:: Your task ::
Isolate every line in the data with the string "from" and copy it.
*** Block opens ***
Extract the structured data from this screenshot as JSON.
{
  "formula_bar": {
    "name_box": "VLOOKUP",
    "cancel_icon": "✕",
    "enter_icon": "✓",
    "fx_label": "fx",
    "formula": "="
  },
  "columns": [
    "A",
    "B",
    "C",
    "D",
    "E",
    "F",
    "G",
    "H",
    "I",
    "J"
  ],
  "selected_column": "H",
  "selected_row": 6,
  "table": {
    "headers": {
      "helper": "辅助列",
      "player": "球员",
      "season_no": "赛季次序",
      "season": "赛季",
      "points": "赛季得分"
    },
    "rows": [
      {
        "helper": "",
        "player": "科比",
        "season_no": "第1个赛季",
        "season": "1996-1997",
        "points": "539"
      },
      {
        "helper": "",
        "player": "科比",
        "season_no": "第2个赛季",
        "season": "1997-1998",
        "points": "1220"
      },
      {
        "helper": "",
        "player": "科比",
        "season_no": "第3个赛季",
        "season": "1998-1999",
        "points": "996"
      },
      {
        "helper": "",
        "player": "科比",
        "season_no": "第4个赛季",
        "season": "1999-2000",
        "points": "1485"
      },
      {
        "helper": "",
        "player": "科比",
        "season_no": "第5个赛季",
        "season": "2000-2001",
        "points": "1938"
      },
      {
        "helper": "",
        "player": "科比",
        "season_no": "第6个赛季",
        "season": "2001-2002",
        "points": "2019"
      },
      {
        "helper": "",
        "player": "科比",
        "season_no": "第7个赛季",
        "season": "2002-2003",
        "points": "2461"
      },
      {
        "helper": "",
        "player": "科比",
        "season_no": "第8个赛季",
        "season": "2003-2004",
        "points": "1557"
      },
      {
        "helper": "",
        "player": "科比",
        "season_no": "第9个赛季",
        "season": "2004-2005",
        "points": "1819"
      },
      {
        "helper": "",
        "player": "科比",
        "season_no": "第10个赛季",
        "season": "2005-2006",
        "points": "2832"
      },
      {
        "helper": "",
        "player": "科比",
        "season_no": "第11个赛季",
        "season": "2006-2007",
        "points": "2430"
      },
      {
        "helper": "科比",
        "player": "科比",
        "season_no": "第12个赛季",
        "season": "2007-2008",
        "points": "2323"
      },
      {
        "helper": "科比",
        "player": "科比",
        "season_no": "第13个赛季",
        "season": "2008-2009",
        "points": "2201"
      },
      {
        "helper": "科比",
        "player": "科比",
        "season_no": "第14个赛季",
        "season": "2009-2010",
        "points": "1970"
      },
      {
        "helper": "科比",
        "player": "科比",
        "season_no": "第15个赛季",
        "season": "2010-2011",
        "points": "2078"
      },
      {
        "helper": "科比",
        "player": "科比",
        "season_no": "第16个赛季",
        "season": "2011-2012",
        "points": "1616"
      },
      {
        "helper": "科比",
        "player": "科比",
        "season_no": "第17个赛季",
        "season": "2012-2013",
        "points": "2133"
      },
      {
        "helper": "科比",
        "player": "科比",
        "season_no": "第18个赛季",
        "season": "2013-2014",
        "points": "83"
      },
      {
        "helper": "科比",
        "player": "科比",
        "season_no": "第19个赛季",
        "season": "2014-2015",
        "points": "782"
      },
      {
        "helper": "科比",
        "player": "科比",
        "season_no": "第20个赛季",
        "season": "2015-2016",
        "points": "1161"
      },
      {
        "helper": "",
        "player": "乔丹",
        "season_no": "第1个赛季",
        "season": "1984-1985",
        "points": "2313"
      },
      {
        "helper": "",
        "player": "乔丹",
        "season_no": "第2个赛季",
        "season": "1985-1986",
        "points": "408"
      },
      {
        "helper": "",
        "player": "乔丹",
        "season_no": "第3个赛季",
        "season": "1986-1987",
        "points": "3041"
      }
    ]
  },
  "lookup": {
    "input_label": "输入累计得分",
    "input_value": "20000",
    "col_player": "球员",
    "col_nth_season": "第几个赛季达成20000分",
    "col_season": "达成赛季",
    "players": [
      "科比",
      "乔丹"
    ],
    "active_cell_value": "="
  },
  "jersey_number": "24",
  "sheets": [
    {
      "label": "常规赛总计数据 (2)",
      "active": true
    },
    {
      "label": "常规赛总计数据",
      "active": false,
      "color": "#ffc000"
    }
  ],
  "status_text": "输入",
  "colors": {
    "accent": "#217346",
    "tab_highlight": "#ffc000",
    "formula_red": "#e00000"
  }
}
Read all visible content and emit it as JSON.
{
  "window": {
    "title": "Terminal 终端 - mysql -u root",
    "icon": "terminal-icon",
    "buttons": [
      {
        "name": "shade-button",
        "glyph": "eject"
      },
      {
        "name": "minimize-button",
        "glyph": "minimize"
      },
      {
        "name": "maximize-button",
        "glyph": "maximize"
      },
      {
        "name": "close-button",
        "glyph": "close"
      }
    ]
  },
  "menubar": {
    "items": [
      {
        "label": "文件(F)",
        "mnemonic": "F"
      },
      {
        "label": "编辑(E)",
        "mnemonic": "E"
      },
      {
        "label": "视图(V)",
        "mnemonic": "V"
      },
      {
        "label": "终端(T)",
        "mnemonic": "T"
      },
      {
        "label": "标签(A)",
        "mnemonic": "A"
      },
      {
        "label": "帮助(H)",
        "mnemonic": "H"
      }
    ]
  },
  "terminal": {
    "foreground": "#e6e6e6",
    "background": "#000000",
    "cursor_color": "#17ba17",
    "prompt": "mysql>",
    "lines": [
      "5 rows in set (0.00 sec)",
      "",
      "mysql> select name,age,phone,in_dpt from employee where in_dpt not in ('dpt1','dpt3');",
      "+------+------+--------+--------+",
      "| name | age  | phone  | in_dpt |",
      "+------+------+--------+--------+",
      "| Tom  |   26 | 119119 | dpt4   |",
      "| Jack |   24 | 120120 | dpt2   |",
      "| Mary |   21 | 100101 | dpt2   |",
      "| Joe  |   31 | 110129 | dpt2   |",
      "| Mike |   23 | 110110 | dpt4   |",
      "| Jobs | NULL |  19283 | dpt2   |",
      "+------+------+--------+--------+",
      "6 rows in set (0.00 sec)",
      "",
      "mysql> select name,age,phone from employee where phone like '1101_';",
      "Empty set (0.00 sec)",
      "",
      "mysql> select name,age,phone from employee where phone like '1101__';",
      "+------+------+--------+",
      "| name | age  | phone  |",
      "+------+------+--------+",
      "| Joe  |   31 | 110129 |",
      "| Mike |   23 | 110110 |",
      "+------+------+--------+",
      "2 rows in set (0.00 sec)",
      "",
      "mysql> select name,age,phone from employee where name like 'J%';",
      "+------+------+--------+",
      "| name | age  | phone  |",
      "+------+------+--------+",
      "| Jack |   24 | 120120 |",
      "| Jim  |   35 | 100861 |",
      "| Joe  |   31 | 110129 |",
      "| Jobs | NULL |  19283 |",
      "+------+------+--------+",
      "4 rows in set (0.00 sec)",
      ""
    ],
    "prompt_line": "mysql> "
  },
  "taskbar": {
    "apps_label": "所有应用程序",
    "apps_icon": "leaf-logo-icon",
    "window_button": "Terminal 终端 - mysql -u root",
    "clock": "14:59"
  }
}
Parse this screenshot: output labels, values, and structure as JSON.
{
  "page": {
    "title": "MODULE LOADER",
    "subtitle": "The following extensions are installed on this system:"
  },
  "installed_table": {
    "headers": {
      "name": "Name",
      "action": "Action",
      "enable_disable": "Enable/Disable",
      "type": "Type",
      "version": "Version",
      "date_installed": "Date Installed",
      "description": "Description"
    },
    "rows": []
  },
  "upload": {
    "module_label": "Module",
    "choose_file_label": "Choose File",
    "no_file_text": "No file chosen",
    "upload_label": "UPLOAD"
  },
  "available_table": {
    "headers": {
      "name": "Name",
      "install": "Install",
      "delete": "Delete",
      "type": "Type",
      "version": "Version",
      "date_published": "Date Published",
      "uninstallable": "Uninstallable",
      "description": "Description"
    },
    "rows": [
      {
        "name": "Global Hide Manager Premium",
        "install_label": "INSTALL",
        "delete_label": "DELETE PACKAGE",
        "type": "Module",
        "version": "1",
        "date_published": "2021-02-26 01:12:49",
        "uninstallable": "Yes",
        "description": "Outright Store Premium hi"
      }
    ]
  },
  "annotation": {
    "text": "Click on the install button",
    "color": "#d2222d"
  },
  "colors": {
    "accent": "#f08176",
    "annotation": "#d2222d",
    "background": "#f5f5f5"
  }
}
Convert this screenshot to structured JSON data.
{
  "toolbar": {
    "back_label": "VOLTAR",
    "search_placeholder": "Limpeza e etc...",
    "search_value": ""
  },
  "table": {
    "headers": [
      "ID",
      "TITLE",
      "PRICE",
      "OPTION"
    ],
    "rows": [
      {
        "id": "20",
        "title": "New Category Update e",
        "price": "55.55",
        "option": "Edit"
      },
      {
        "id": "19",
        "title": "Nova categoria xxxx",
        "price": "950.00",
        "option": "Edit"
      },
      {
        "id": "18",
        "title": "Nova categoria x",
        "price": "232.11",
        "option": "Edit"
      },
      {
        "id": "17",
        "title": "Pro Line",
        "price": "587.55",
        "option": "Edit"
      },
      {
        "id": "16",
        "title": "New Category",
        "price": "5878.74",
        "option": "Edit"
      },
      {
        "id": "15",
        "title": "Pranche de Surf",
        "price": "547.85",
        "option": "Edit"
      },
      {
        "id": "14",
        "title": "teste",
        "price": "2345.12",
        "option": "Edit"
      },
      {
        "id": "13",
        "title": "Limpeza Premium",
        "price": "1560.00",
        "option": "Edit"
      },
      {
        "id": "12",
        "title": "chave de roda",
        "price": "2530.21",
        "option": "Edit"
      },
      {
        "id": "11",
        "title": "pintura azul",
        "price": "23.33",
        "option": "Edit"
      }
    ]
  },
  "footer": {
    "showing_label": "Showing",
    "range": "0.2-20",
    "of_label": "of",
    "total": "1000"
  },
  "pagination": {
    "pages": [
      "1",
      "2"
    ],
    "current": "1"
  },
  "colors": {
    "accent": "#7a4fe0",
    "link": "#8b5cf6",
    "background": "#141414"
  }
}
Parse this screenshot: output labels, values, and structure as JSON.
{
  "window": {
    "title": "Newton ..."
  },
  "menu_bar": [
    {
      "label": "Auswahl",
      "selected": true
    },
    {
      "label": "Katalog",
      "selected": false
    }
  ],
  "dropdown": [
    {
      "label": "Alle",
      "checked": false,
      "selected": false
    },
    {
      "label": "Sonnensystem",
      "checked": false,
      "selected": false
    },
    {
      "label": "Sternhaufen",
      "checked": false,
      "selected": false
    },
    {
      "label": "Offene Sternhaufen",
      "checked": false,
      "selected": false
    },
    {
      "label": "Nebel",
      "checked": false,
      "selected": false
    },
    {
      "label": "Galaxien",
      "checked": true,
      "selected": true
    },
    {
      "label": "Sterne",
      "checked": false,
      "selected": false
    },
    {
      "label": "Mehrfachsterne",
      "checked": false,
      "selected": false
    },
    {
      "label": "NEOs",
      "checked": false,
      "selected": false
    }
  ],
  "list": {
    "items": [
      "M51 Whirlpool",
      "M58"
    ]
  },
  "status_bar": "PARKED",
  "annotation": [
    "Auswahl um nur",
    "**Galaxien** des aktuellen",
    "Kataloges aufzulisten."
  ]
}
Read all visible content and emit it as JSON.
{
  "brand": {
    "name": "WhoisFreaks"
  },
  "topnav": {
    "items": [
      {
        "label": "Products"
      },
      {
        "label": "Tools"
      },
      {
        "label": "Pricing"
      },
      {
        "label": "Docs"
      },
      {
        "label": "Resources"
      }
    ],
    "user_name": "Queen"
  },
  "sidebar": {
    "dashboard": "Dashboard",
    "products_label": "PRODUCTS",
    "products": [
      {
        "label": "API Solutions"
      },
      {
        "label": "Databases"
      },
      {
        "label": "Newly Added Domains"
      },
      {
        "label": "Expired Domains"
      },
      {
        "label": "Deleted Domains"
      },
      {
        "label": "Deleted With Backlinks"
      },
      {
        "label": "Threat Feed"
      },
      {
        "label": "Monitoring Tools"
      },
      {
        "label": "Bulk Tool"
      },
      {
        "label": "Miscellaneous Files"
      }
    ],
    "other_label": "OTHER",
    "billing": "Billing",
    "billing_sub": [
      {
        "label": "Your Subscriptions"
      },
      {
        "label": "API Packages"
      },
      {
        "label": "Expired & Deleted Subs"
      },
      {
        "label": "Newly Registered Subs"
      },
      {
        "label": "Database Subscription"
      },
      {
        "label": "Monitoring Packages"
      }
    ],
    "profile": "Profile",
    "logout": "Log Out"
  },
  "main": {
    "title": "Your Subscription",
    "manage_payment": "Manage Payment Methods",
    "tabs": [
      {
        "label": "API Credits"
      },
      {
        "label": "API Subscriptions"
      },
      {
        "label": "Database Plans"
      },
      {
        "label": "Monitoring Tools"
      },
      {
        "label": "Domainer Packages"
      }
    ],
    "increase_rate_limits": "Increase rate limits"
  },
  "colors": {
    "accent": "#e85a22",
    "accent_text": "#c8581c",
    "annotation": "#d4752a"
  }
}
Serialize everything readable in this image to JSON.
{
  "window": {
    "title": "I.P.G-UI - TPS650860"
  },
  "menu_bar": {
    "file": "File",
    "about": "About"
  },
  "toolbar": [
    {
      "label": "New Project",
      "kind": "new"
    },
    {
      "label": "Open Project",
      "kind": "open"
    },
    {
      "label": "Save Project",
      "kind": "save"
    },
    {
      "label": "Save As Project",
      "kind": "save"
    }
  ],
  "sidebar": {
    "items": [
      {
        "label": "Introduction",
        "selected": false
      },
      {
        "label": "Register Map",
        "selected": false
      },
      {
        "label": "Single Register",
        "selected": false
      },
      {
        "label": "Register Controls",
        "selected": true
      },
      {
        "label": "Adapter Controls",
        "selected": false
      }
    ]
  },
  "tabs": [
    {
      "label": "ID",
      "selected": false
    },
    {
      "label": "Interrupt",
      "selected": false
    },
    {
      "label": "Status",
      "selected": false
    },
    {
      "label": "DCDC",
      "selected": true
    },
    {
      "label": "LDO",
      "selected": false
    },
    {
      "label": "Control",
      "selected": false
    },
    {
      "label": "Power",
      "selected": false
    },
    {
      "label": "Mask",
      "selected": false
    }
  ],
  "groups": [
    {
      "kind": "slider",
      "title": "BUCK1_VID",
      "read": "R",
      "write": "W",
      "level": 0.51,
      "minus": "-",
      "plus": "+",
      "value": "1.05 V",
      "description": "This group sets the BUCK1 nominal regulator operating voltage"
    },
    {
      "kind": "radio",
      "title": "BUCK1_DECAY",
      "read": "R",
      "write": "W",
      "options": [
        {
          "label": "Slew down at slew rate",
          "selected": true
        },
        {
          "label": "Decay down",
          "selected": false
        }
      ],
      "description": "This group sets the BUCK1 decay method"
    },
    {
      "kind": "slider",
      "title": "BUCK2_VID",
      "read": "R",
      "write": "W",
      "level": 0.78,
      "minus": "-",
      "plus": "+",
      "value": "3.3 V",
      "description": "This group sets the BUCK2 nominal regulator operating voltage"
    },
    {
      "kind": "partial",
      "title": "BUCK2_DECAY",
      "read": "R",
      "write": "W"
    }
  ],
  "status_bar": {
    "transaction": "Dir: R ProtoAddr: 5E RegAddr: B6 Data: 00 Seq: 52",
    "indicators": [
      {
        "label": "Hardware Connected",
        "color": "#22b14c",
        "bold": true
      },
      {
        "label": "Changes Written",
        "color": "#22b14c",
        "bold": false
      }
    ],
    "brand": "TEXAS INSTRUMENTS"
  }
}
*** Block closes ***
:: Written response ::
Extract the structured data from this screenshot as JSON.
      "mysql> select name,age,phone,in_dpt from employee where in_dpt not in ('dpt1','dpt3');",
      "mysql> select name,age,phone from employee where phone like '1101_';",
      "mysql> select name,age,phone from employee where phone like '1101__';",
      "mysql> select name,age,phone from employee where name like 'J%';",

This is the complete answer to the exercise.